Essays Gun Freedom

This article was originally published in The Washington Post. Gunshots in a sanctuary of peace. Cries of terror where people sing God’s name. Blood in the prayer hall. A community shaken by hate but coming together to sing, pray and forgive even before they’ve laid the dead to rest. This is what happened three years ago in Oak Creek, Wis., when a white supremacist opened fire in a Sikh house of worship on a Sunday morning and killed six people. It was one of the deadliest attacks on a faith community

The families of three Muslim college students killed last week in Chapel Hill, North Carolina received more than 3,000 messages and prayers of love and support from people across America. The prayers were collected by Groundswell Movement at Auburn Seminary and delivered to the local mosque in Raleigh, NC by Rabbi Eric Solomon of Beth Meyer Synagogue. "Groundswell collected thousands of notes from caring souls throughout the world who declared their willingness to stand in grieving solidarity with these families," Rabbi Solomon told the Barakat and Abu-Salha families. "May the souls

Published on the Melissa Harris-Perry Blog, MSNBC. One year after a gunman murdered six people and wounded many more at a Sikh house of worship in Oak Creek, WI, Attorney General Eric Holder announced that the Justice Department will begin tracking hate crimes against Sikh Americans and six other groups for the first time in U.S. history. Sikh-Americans, along with Hindus, Arabs, Buddhists, Mormons, Jehovah’s Witnesses, and Orthodox Christians who are victims of hate crimes will finally be counted on the Hate Crime Incident Report form. Adding specific categories

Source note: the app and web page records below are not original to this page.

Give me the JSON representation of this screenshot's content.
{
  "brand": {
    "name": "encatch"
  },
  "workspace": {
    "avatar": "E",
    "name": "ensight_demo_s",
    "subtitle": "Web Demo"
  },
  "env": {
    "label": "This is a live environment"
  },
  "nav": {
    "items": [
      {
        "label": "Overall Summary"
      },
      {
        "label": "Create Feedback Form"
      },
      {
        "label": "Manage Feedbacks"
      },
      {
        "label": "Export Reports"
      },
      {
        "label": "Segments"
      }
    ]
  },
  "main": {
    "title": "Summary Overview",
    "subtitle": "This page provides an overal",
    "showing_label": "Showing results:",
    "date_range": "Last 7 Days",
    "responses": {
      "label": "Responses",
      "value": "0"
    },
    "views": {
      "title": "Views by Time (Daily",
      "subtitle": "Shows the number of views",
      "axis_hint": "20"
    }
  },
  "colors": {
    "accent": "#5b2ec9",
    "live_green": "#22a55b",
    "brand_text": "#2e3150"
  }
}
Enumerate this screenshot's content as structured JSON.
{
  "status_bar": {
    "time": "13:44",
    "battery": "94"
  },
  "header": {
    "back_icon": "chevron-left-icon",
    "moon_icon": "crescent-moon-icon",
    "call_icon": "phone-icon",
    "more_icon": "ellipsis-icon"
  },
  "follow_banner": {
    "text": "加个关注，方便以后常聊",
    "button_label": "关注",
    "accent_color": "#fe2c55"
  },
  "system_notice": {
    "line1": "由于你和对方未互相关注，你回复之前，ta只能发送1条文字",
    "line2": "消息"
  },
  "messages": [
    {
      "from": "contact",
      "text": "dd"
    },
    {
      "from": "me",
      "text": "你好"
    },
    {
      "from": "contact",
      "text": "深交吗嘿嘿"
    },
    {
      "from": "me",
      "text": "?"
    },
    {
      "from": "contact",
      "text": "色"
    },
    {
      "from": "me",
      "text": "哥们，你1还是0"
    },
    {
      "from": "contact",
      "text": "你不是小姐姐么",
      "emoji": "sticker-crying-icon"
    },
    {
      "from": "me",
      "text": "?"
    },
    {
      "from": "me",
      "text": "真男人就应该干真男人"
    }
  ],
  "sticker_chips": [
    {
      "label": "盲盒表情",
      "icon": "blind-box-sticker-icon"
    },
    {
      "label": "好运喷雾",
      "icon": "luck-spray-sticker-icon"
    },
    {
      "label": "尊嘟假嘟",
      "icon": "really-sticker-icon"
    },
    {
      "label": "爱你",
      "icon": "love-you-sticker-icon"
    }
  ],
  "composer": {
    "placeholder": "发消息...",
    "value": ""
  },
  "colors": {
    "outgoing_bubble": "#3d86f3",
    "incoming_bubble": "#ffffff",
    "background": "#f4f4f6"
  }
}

Published on Washington Post. Today marks the one-year anniversary of the mass shooting in Oak Creek, Wisconsin, where a lone gunman killed six people in a Sikh house of worship. It was the largest hate-based act of violence on a faith community since the 1963 church bombings of the civil rights era. “I miss my mother every day,” said Harpreet Saini, who lost his mother in the shooting at age 18. “But I want to make her proud, so I’m honoring her memory through seva [service].” Harpreet Saini and the other young people of

I had the profound honor to help MC the candlelight vigil held in Oak Creek, Wisconsin tonight. One year after the mass shooting at the Sikh house of worship, more than one thousand people came together for a night of prayer, music, testimonies, and remembrance. The following are my opening and closing remarks: Welcome to the community of Oak Creek and those joining from their homes around the country and worldwide. I’m deeply honored to stand here with you tonight. One year ago, I arrived in Oak Creek

Published on Huffington Post. One year ago this morning, a lone gunman walked into a house of worship and stalked the prayer hall, communal kitchen and living rooms. Wherever he saw people, he lifted his gun without expression and fired. He killed six people and critically wounded others, including a police officer. The August 5, 2012 mass shooting in Oak Creek, Wisconsin received national attention for a few days, but then faded into the background as one in a list of mass shootings last year. One year later, people

By Valarie Kaur and Sharat Raju Published on Huffington Post. Six months ago today, a small Midwestern town was rocked by a mass shooting at a house of worship. The massacre in Oak Creek, Wisconsin that claimed the lives of six people on August 5, 2012 is only one in a tragically long list of recent mass shootings. Yet in this political moment - when sustained public pressure could lead to real gun control reform - the Oak Creek tragedy and response offers a vital lesson: the efficacy of resilience. We

Published on Washington Post. When my plane landed in Connecticut early Friday afternoon, I was glad to be home. I had just spent the week in Oak Creek, Wis., with families of victims murdered in the mass shooting on Aug. 5, 2012 at a Sikh temple. Their grief is still fresh, and it was both heart-breaking and cathartic to facilitate discussion and healing. I could never have imagined that I would be traveling from the site of one mass shooting to another, this time in my own backyard. The